Larry Lessig
Larry Lessig
Sage Ross

Are taxpayer subsidies for elections consistent with the First Amendment? Last week two of my favorite tech policy thinkers — my former Cato Institute colleague Jim Harper and copyright scholar turned campaign finance crusader Larry Lessig — had an exchange about Lessig's proposal for a "democracy voucher" to finance American campaigns. Lessig argues that the proposal was tailor-made to address libertarian objections to conventional campaign finance regulations. But Harper doesn't buy it. He thinks subsidizing political speech — even indirectly — runs afoul of the First Amendment.

Interestingly, Lessig's argument for the constitutionality of democracy vouchers runs directly parallel to the traditional libertarian argument for school vouchers. Liberals have long objected to school vouchers because they force secular taxpayers to subsidize religious instruction with which they might disagree. Libertarians counter that because it's parents, not the government, who are deciding how the money will be spent, voucher programs don't run afoul of the First Amendment's ban on the establishment of religion.

The same argument seems to apply to democracy vouchers. True, if you're a Republican, you might be miffed to see your tax dollars flowing to Democratic campaigns. But ultimately, the amount of money that goes to Democrats, Republicans, Libertarians, and other political parties is controlled by individual voters, not the government.

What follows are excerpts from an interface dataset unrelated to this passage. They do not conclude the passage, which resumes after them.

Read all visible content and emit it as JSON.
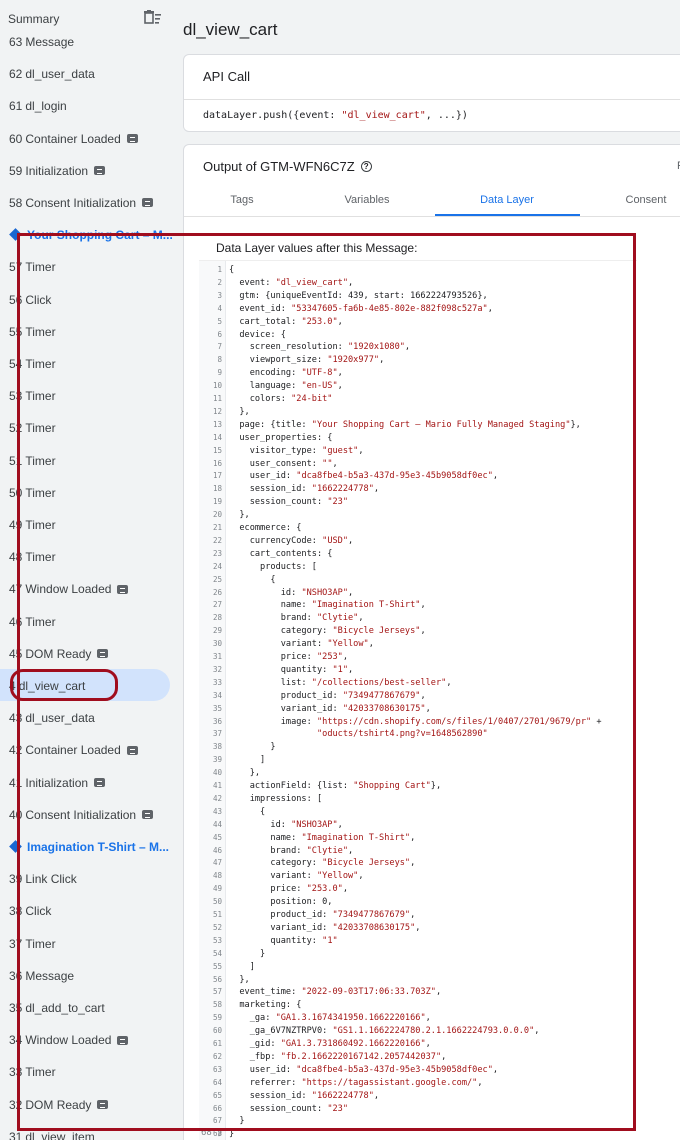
{
  "sidebar": {
    "title": "Summary",
    "clear_icon": "clear-list-icon",
    "items": [
      {
        "num": "63",
        "label": "Message",
        "badge": false,
        "type": "event"
      },
      {
        "num": "62",
        "label": "dl_user_data",
        "badge": false,
        "type": "event"
      },
      {
        "num": "61",
        "label": "dl_login",
        "badge": false,
        "type": "event"
      },
      {
        "num": "60",
        "label": "Container Loaded",
        "badge": true,
        "type": "event"
      },
      {
        "num": "59",
        "label": "Initialization",
        "badge": true,
        "type": "event"
      },
      {
        "num": "58",
        "label": "Consent Initialization",
        "badge": true,
        "type": "event"
      },
      {
        "num": "",
        "label": "Your Shopping Cart – M...",
        "badge": false,
        "type": "page"
      },
      {
        "num": "57",
        "label": "Timer",
        "badge": false,
        "type": "event"
      },
      {
        "num": "56",
        "label": "Click",
        "badge": false,
        "type": "event"
      },
      {
        "num": "55",
        "label": "Timer",
        "badge": false,
        "type": "event"
      },
      {
        "num": "54",
        "label": "Timer",
        "badge": false,
        "type": "event"
      },
      {
        "num": "53",
        "label": "Timer",
        "badge": false,
        "type": "event"
      },
      {
        "num": "52",
        "label": "Timer",
        "badge": false,
        "type": "event"
      },
      {
        "num": "51",
        "label": "Timer",
        "badge": false,
        "type": "event"
      },
      {
        "num": "50",
        "label": "Timer",
        "badge": false,
        "type": "event"
      },
      {
        "num": "49",
        "label": "Timer",
        "badge": false,
        "type": "event"
      },
      {
        "num": "48",
        "label": "Timer",
        "badge": false,
        "type": "event"
      },
      {
        "num": "47",
        "label": "Window Loaded",
        "badge": true,
        "type": "event"
      },
      {
        "num": "46",
        "label": "Timer",
        "badge": false,
        "type": "event"
      },
      {
        "num": "45",
        "label": "DOM Ready",
        "badge": true,
        "type": "event"
      },
      {
        "num": "4",
        "label": "dl_view_cart",
        "badge": false,
        "type": "selected"
      },
      {
        "num": "43",
        "label": "dl_user_data",
        "badge": false,
        "type": "event"
      },
      {
        "num": "42",
        "label": "Container Loaded",
        "badge": true,
        "type": "event"
      },
      {
        "num": "41",
        "label": "Initialization",
        "badge": true,
        "type": "event"
      },
      {
        "num": "40",
        "label": "Consent Initialization",
        "badge": true,
        "type": "event"
      },
      {
        "num": "",
        "label": "Imagination T-Shirt – M...",
        "badge": false,
        "type": "page"
      },
      {
        "num": "39",
        "label": "Link Click",
        "badge": false,
        "type": "event"
      },
      {
        "num": "38",
        "label": "Click",
        "badge": false,
        "type": "event"
      },
      {
        "num": "37",
        "label": "Timer",
        "badge": false,
        "type": "event"
      },
      {
        "num": "36",
        "label": "Message",
        "badge": false,
        "type": "event"
      },
      {
        "num": "35",
        "label": "dl_add_to_cart",
        "badge": false,
        "type": "event"
      },
      {
        "num": "34",
        "label": "Window Loaded",
        "badge": true,
        "type": "event"
      },
      {
        "num": "33",
        "label": "Timer",
        "badge": false,
        "type": "event"
      },
      {
        "num": "32",
        "label": "DOM Ready",
        "badge": true,
        "type": "event"
      },
      {
        "num": "31",
        "label": "dl_view_item",
        "badge": false,
        "type": "event"
      }
    ]
  },
  "main": {
    "title": "dl_view_cart",
    "api_call": {
      "heading": "API Call",
      "code_prefix": "dataLayer.push({event: ",
      "code_string": "\"dl_view_cart\"",
      "code_suffix": ", ...})"
    },
    "output": {
      "heading": "Output of GTM-WFN6C7Z",
      "help_icon": "help-circle-icon",
      "overflow_char": "F",
      "tabs": [
        "Tags",
        "Variables",
        "Data Layer",
        "Consent"
      ],
      "active_tab": "Data Layer",
      "data_layer_label": "Data Layer values after this Message:",
      "code_lines": [
        "{",
        "  event: \"dl_view_cart\",",
        "  gtm: {uniqueEventId: 439, start: 1662224793526},",
        "  event_id: \"53347605-fa6b-4e85-802e-882f098c527a\",",
        "  cart_total: \"253.0\",",
        "  device: {",
        "    screen_resolution: \"1920x1080\",",
        "    viewport_size: \"1920x977\",",
        "    encoding: \"UTF-8\",",
        "    language: \"en-US\",",
        "    colors: \"24-bit\"",
        "  },",
        "  page: {title: \"Your Shopping Cart – Mario Fully Managed Staging\"},",
        "  user_properties: {",
        "    visitor_type: \"guest\",",
        "    user_consent: \"\",",
        "    user_id: \"dca8fbe4-b5a3-437d-95e3-45b9058df0ec\",",
        "    session_id: \"1662224778\",",
        "    session_count: \"23\"",
        "  },",
        "  ecommerce: {",
        "    currencyCode: \"USD\",",
        "    cart_contents: {",
        "      products: [",
        "        {",
        "          id: \"NSHO3AP\",",
        "          name: \"Imagination T-Shirt\",",
        "          brand: \"Clytie\",",
        "          category: \"Bicycle Jerseys\",",
        "          variant: \"Yellow\",",
        "          price: \"253\",",
        "          quantity: \"1\",",
        "          list: \"/collections/best-seller\",",
        "          product_id: \"7349477867679\",",
        "          variant_id: \"42033708630175\",",
        "          image: \"https://cdn.shopify.com/s/files/1/0407/2701/9679/pr\" +",
        "                 \"oducts/tshirt4.png?v=1648562890\"",
        "        }",
        "      ]",
        "    },",
        "    actionField: {list: \"Shopping Cart\"},",
        "    impressions: [",
        "      {",
        "        id: \"NSHO3AP\",",
        "        name: \"Imagination T-Shirt\",",
        "        brand: \"Clytie\",",
        "        category: \"Bicycle Jerseys\",",
        "        variant: \"Yellow\",",
        "        price: \"253.0\",",
        "        position: 0,",
        "        product_id: \"7349477867679\",",
        "        variant_id: \"42033708630175\",",
        "        quantity: \"1\"",
        "      }",
        "    ]",
        "  },",
        "  event_time: \"2022-09-03T17:06:33.703Z\",",
        "  marketing: {",
        "    _ga: \"GA1.3.1674341950.1662220166\",",
        "    _ga_6V7NZTRPV0: \"GS1.1.1662224780.2.1.1662224793.0.0.0\",",
        "    _gid: \"GA1.3.731860492.1662220166\",",
        "    _fbp: \"fb.2.1662220167142.2057442037\",",
        "    user_id: \"dca8fbe4-b5a3-437d-95e3-45b9058df0ec\",",
        "    referrer: \"https://tagassistant.google.com/\",",
        "    session_id: \"1662224778\",",
        "    session_count: \"23\"",
        "  }",
        "}"
      ],
      "tail_line": "68 }"
    }
  },
  "colors": {
    "accent": "#1a73e8",
    "highlight_frame": "#a00d1e",
    "selected_bg": "#d2e3fc",
    "string": "#a31515"
  }
}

Harper counters that "school vouchers promote education, sometimes religious. Campaign vouchers never don't promote political speech." But this seems like an awfully narrow distinction to draw. Democracy vouchers only go to candidates if voters choose to use them, just as school vouchers only go to religious schools if parents choose to use them that way. In both cases, the practical result is that taxpayer funds subsidize expressive activities some taxpayers find objectionable.

I think the more fundamental issue is that liberals like Lessig think the corrupting influence of campaign donations is a big problem and libertarians like Harper don't. The First Amendment has a lot of ambiguity, so people inevitably read their own policy preferences into it. Libertarians think school choice is a good idea, so they're inclined to read the First Amendment in a way that permits it. Liberals think school choice is a bad idea, so they read the First Amendment in a way that prohibits it. On the issue of democracy vouchers, liberals and libertarians have opposite policy views and so they wind up reading the Constitution in opposite ways.

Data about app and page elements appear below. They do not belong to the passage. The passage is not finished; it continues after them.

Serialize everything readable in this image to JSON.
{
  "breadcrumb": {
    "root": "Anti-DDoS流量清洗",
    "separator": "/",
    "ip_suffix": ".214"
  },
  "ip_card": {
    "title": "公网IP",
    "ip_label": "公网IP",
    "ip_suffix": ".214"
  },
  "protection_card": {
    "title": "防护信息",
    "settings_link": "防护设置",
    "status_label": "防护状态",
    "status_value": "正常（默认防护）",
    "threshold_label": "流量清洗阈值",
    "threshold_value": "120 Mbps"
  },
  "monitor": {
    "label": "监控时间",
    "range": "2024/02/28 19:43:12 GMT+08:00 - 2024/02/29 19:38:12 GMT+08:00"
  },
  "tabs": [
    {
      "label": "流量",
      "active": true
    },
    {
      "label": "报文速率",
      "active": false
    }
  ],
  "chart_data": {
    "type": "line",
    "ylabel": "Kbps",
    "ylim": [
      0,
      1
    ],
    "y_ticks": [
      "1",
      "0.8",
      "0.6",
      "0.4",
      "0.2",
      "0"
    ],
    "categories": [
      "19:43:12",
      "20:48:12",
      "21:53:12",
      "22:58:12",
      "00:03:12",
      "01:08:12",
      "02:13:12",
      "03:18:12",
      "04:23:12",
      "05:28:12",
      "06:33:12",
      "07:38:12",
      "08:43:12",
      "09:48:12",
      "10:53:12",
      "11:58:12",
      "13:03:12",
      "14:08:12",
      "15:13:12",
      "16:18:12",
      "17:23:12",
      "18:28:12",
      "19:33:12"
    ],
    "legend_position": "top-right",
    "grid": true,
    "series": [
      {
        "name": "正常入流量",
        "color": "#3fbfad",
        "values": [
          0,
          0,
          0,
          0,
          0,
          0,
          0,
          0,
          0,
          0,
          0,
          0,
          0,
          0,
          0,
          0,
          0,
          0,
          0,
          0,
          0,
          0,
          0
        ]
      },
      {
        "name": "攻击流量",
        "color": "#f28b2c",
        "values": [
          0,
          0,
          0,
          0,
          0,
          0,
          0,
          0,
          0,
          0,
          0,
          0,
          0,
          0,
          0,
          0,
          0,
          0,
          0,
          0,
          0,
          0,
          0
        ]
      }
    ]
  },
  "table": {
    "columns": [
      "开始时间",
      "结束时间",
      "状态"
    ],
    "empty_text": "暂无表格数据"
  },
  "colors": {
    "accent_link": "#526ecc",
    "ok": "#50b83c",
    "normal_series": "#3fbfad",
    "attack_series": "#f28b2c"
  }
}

It's worth mentioning that the Supreme Court has taken the permissive view in both cases. The court upheld the constitutionality of school vouchers in 2002. And it has held since 1976 that public financing of campaigns "furthers, not abridges, pertinent First Amendment values."

Watch Larry Lessig's interview with Vox's Ezra Klein: